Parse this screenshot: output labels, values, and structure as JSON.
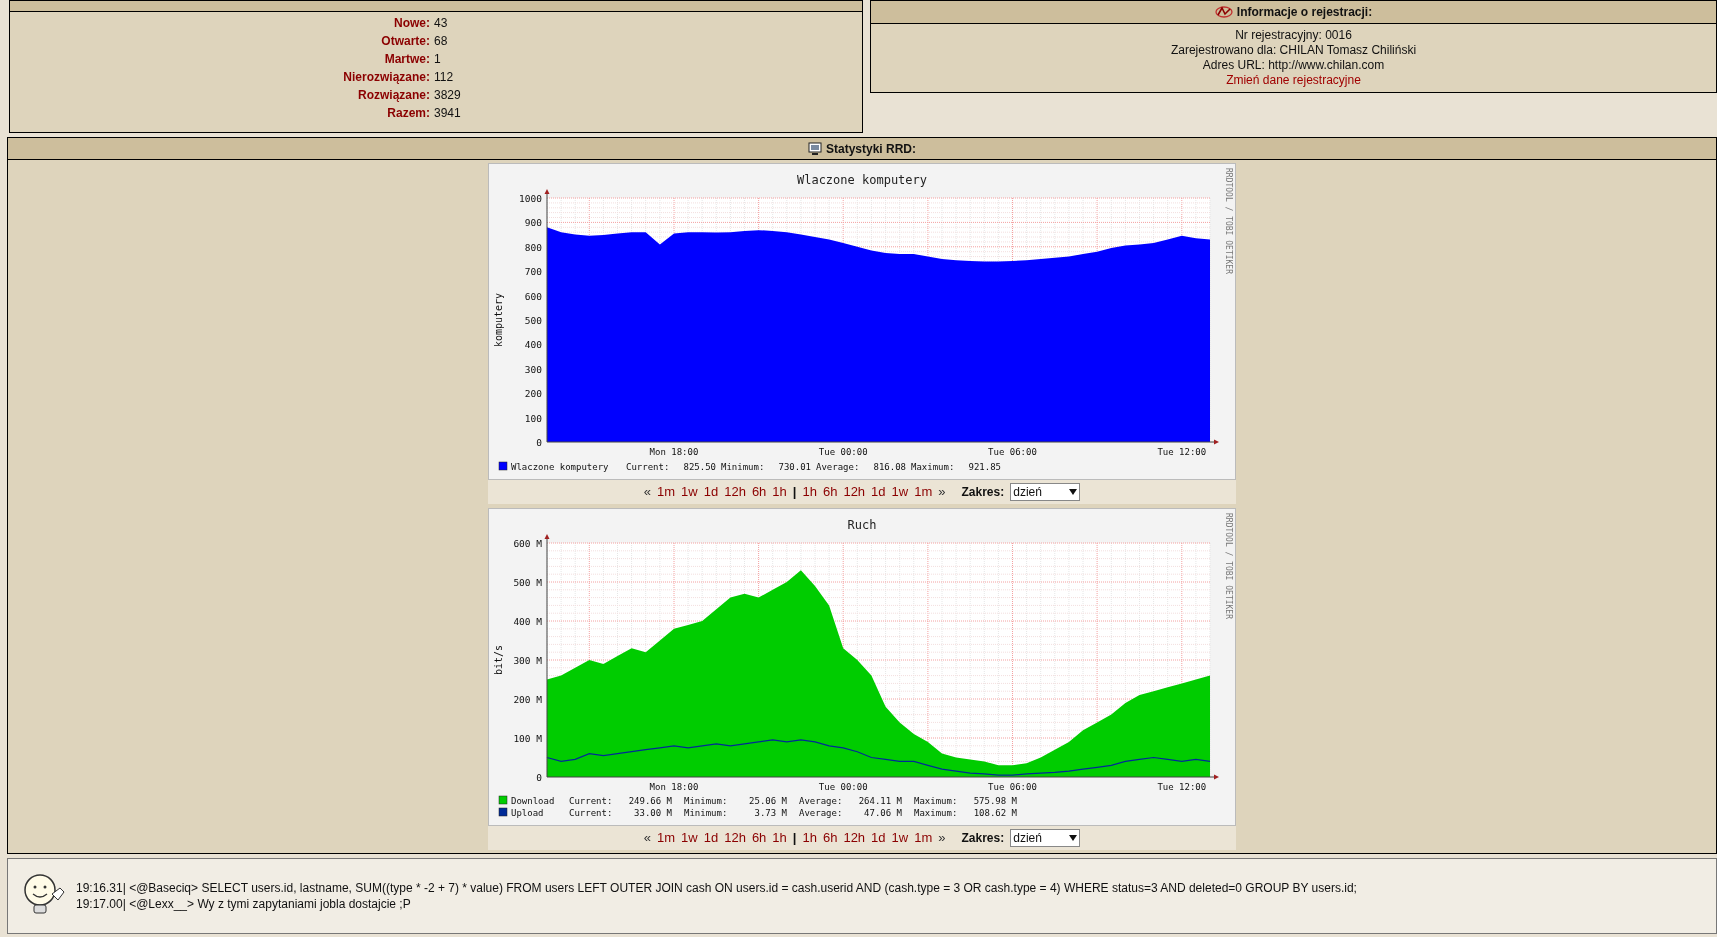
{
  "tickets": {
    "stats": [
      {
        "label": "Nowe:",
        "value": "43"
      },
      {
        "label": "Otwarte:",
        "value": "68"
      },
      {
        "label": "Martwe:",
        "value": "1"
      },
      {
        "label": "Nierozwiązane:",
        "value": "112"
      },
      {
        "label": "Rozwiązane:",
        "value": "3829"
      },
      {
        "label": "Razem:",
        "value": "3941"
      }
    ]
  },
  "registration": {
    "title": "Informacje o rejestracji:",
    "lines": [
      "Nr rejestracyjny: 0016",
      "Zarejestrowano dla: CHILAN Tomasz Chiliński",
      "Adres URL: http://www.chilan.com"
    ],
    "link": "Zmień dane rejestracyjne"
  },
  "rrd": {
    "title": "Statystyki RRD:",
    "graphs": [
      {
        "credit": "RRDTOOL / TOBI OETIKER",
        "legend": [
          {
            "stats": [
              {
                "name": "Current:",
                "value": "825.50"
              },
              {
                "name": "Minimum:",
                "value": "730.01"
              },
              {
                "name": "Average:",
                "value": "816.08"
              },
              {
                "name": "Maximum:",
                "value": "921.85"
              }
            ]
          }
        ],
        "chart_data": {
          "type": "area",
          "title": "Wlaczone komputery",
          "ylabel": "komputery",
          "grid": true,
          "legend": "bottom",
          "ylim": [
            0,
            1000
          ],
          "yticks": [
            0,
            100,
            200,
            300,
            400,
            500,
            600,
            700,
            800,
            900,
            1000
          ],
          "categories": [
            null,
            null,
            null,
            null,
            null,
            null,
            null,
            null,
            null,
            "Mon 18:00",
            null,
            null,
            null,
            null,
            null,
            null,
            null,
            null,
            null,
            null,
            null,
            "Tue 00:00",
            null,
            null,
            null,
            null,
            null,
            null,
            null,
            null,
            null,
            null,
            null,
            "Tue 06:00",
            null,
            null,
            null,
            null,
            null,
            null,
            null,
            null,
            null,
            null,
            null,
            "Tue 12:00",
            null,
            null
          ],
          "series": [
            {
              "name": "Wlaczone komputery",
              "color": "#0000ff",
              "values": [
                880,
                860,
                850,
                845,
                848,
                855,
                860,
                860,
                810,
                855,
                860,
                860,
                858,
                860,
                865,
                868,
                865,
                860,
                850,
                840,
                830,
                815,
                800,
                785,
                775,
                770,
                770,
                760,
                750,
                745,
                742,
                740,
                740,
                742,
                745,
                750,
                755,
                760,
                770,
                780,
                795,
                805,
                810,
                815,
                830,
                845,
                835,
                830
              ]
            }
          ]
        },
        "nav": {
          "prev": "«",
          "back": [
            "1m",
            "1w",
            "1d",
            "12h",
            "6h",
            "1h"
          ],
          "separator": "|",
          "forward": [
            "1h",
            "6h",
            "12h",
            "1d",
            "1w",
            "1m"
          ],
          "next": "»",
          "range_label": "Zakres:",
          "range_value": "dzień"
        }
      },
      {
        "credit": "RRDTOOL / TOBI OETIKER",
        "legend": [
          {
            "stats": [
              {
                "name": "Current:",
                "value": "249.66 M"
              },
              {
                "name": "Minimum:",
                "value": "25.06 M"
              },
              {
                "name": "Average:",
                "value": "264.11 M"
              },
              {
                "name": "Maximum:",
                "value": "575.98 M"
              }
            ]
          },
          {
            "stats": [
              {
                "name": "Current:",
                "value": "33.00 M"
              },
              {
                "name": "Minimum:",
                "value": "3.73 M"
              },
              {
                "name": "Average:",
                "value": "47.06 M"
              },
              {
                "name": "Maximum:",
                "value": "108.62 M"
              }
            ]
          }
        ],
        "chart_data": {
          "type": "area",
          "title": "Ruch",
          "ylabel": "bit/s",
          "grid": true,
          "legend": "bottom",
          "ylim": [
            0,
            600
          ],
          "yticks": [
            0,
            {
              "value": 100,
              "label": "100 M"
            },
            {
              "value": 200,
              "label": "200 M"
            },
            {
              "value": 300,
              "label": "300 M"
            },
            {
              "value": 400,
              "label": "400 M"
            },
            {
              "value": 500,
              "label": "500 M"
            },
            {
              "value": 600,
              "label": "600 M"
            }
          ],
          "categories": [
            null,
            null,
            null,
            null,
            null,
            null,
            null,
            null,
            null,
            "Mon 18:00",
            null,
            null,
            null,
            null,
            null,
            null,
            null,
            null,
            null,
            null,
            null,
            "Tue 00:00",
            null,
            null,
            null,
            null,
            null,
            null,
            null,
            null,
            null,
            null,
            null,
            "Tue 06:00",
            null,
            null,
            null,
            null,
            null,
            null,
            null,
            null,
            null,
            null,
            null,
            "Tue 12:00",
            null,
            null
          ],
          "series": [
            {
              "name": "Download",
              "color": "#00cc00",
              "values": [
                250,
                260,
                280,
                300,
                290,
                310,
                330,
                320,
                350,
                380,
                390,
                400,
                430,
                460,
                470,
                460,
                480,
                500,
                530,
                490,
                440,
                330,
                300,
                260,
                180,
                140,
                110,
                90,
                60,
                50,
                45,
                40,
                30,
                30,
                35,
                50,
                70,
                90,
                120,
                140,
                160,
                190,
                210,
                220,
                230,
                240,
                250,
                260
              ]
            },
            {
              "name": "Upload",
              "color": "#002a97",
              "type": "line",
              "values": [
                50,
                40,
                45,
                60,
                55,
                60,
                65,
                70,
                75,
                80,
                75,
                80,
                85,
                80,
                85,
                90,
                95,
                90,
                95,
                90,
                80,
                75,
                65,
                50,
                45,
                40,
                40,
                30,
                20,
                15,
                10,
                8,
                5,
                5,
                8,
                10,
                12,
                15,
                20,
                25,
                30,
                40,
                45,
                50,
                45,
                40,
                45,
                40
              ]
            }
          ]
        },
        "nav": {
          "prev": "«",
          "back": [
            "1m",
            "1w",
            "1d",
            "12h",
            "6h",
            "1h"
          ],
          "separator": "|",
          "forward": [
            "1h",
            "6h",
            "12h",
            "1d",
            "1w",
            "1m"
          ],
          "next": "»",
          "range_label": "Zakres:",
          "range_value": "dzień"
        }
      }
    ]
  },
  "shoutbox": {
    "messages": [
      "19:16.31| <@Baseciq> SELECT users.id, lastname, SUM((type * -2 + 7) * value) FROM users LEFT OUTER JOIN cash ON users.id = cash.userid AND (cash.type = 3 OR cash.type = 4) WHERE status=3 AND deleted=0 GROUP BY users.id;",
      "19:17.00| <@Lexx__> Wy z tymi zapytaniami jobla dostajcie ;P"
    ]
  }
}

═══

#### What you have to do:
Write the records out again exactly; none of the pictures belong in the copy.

#### Result below:
Parse this screenshot: output labels, values, and structure as JSON.
{
  "tickets": {
    "stats": [
      {
        "label": "Nowe:",
        "value": "43"
      },
      {
        "label": "Otwarte:",
        "value": "68"
      },
      {
        "label": "Martwe:",
        "value": "1"
      },
      {
        "label": "Nierozwiązane:",
        "value": "112"
      },
      {
        "label": "Rozwiązane:",
        "value": "3829"
      },
      {
        "label": "Razem:",
        "value": "3941"
      }
    ]
  },
  "registration": {
    "title": "Informacje o rejestracji:",
    "lines": [
      "Nr rejestracyjny: 0016",
      "Zarejestrowano dla: CHILAN Tomasz Chiliński",
      "Adres URL: http://www.chilan.com"
    ],
    "link": "Zmień dane rejestracyjne"
  },
  "rrd": {
    "title": "Statystyki RRD:",
    "graphs": [
      {
        "credit": "RRDTOOL / TOBI OETIKER",
        "legend": [
          {
            "stats": [
              {
                "name": "Current:",
                "value": "825.50"
              },
              {
                "name": "Minimum:",
                "value": "730.01"
              },
              {
                "name": "Average:",
                "value": "816.08"
              },
              {
                "name": "Maximum:",
                "value": "921.85"
              }
            ]
          }
        ],
        "chart_data": {
          "type": "area",
          "title": "Wlaczone komputery",
          "ylabel": "komputery",
          "grid": true,
          "legend": "bottom",
          "ylim": [
            0,
            1000
          ],
          "yticks": [
            0,
            100,
            200,
            300,
            400,
            500,
            600,
            700,
            800,
            900,
            1000
          ],
          "categories": [
            null,
            null,
            null,
            null,
            null,
            null,
            null,
            null,
            null,
            "Mon 18:00",
            null,
            null,
            null,
            null,
            null,
            null,
            null,
            null,
            null,
            null,
            null,
            "Tue 00:00",
            null,
            null,
            null,
            null,
            null,
            null,
            null,
            null,
            null,
            null,
            null,
            "Tue 06:00",
            null,
            null,
            null,
            null,
            null,
            null,
            null,
            null,
            null,
            null,
            null,
            "Tue 12:00",
            null,
            null
          ],
          "series": [
            {
              "name": "Wlaczone komputery",
              "color": "#0000ff",
              "values": [
                880,
                860,
                850,
                845,
                848,
                855,
                860,
                860,
                810,
                855,
                860,
                860,
                858,
                860,
                865,
                868,
                865,
                860,
                850,
                840,
                830,
                815,
                800,
                785,
                775,
                770,
                770,
                760,
                750,
                745,
                742,
                740,
                740,
                742,
                745,
                750,
                755,
                760,
                770,
                780,
                795,
                805,
                810,
                815,
                830,
                845,
                835,
                830
              ]
            }
          ]
        },
        "nav": {
          "prev": "«",
          "back": [
            "1m",
            "1w",
            "1d",
            "12h",
            "6h",
            "1h"
          ],
          "separator": "|",
          "forward": [
            "1h",
            "6h",
            "12h",
            "1d",
            "1w",
            "1m"
          ],
          "next": "»",
          "range_label": "Zakres:",
          "range_value": "dzień"
        }
      },
      {
        "credit": "RRDTOOL / TOBI OETIKER",
        "legend": [
          {
            "stats": [
              {
                "name": "Current:",
                "value": "249.66 M"
              },
              {
                "name": "Minimum:",
                "value": "25.06 M"
              },
              {
                "name": "Average:",
                "value": "264.11 M"
              },
              {
                "name": "Maximum:",
                "value": "575.98 M"
              }
            ]
          },
          {
            "stats": [
              {
                "name": "Current:",
                "value": "33.00 M"
              },
              {
                "name": "Minimum:",
                "value": "3.73 M"
              },
              {
                "name": "Average:",
                "value": "47.06 M"
              },
              {
                "name": "Maximum:",
                "value": "108.62 M"
              }
            ]
          }
        ],
        "chart_data": {
          "type": "area",
          "title": "Ruch",
          "ylabel": "bit/s",
          "grid": true,
          "legend": "bottom",
          "ylim": [
            0,
            600
          ],
          "yticks": [
            0,
            {
              "value": 100,
              "label": "100 M"
            },
            {
              "value": 200,
              "label": "200 M"
            },
            {
              "value": 300,
              "label": "300 M"
            },
            {
              "value": 400,
              "label": "400 M"
            },
            {
              "value": 500,
              "label": "500 M"
            },
            {
              "value": 600,
              "label": "600 M"
            }
          ],
          "categories": [
            null,
            null,
            null,
            null,
            null,
            null,
            null,
            null,
            null,
            "Mon 18:00",
            null,
            null,
            null,
            null,
            null,
            null,
            null,
            null,
            null,
            null,
            null,
            "Tue 00:00",
            null,
            null,
            null,
            null,
            null,
            null,
            null,
            null,
            null,
            null,
            null,
            "Tue 06:00",
            null,
            null,
            null,
            null,
            null,
            null,
            null,
            null,
            null,
            null,
            null,
            "Tue 12:00",
            null,
            null
          ],
          "series": [
            {
              "name": "Download",
              "color": "#00cc00",
              "values": [
                250,
                260,
                280,
                300,
                290,
                310,
                330,
                320,
                350,
                380,
                390,
                400,
                430,
                460,
                470,
                460,
                480,
                500,
                530,
                490,
                440,
                330,
                300,
                260,
                180,
                140,
                110,
                90,
                60,
                50,
                45,
                40,
                30,
                30,
                35,
                50,
                70,
                90,
                120,
                140,
                160,
                190,
                210,
                220,
                230,
                240,
                250,
                260
              ]
            },
            {
              "name": "Upload",
              "color": "#002a97",
              "type": "line",
              "values": [
                50,
                40,
                45,
                60,
                55,
                60,
                65,
                70,
                75,
                80,
                75,
                80,
                85,
                80,
                85,
                90,
                95,
                90,
                95,
                90,
                80,
                75,
                65,
                50,
                45,
                40,
                40,
                30,
                20,
                15,
                10,
                8,
                5,
                5,
                8,
                10,
                12,
                15,
                20,
                25,
                30,
                40,
                45,
                50,
                45,
                40,
                45,
                40
              ]
            }
          ]
        },
        "nav": {
          "prev": "«",
          "back": [
            "1m",
            "1w",
            "1d",
            "12h",
            "6h",
            "1h"
          ],
          "separator": "|",
          "forward": [
            "1h",
            "6h",
            "12h",
            "1d",
            "1w",
            "1m"
          ],
          "next": "»",
          "range_label": "Zakres:",
          "range_value": "dzień"
        }
      }
    ]
  },
  "shoutbox": {
    "messages": [
      "19:16.31| <@Baseciq> SELECT users.id, lastname, SUM((type * -2 + 7) * value) FROM users LEFT OUTER JOIN cash ON users.id = cash.userid AND (cash.type = 3 OR cash.type = 4) WHERE status=3 AND deleted=0 GROUP BY users.id;",
      "19:17.00| <@Lexx__> Wy z tymi zapytaniami jobla dostajcie ;P"
    ]
  }
}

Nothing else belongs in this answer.